The problems or features are in the GCFE design.  This is an explanation of the situation:

1.  The GCFE has a single VDD (3.3V) relative to ground.
2.  The shaping amplifiers are biased off of ground by about 125 mV to improve small signal linearity.
3.  Output amplifiers are included to get full scale amplitude correct but the circuitry to remove the 125 mV bias pedestal created both power and complexity issues according to the chip designers - Dieter Freytag and Gunther Haller.  The useful Range is about 125 mV to 2500 mV.

4.  The voltage reference for the ADCs is 2500 mV so that full scale out of the GCFE is full scale on the ADC.  However, since the ADC has circuitry to work from 0 mV, our 125 mV baseline (pedestal) results in the loss of the lowest 5% of the ADC.  There is no way to compensate for this without floating something (either ADC or GCFE) relative to ground.  This is not so much a loss of dynamic range but a translation  in ADC space.

5.  For the LEX8 and HEX8 ranges, this pedestal gets even worse because it is transferred thru switched capacator amplification circuit with varying leakage currents and switching characteristics that cause dramatic variation in LEX8 and HEX8 pedestal values from chip to chip.  LEX8/HEX8 pedestals vary in the range of 200 to 800 ADC tics (~ 100 to 400 mV).  The LEX1 and HEX1 pedestals are much better behaved around 200 ADC tics.

6.  The dynamic range for CAL is limited by noise on the low end and by overall system gain at the high end.   The original design was to get to 100 GeV in a single log.  Two things intervened after that - the CAL log got thinner (15%) and the light yield of the CDEs turned out to be 30 - 40% higher than expected.  By selecting the lowest commandable gain on the GCFE we get to around 70GeV.  Simulations show that this is mostly OK.

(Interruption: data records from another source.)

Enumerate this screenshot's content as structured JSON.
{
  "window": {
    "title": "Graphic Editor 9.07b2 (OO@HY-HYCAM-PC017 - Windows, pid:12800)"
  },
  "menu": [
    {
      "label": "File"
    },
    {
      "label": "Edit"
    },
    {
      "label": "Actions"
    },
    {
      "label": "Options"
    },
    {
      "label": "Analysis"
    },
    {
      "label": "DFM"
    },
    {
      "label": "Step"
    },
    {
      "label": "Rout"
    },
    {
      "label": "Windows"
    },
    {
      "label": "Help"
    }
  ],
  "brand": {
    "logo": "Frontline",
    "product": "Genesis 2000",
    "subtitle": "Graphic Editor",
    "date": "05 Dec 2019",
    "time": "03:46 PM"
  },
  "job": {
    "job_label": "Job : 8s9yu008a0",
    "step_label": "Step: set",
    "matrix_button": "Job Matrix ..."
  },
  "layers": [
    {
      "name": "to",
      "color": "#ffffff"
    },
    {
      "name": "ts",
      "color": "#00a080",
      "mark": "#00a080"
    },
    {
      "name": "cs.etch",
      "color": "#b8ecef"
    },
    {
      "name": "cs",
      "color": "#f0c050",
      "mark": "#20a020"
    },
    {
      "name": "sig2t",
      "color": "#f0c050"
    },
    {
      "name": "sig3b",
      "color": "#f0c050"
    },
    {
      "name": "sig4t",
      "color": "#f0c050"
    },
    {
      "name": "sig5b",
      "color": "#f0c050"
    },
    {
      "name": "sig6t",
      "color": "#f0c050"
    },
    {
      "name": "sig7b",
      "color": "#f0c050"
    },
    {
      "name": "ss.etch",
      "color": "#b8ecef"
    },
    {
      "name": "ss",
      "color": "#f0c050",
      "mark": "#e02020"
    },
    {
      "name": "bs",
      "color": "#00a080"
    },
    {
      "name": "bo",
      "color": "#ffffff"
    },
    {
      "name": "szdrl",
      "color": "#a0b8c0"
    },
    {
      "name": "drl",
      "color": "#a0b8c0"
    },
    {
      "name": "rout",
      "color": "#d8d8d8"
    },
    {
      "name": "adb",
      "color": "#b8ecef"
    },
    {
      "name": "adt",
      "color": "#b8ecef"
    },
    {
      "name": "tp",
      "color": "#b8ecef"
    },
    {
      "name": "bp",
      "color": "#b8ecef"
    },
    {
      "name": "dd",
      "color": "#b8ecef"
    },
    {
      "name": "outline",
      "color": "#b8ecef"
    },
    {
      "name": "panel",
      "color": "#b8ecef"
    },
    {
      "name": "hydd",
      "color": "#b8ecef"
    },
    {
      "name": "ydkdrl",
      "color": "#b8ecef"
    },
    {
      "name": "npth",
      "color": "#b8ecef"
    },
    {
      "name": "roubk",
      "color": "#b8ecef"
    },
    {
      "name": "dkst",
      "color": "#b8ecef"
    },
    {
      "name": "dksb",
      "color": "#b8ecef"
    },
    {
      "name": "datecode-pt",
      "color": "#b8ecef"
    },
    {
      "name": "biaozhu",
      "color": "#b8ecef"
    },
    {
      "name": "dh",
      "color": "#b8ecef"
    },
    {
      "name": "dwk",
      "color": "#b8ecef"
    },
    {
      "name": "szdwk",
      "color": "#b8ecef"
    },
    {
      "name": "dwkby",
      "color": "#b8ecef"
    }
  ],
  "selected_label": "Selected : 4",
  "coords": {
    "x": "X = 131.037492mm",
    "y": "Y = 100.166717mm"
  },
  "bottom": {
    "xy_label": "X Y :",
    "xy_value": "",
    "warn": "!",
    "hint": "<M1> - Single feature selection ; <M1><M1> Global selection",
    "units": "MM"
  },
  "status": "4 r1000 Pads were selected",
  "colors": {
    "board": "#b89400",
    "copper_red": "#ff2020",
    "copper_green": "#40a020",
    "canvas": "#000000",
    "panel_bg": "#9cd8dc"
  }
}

I believe that we want to be able to measure the full pedestal distribution - it's a good measure for tracking the noise.


W. Neil Johnson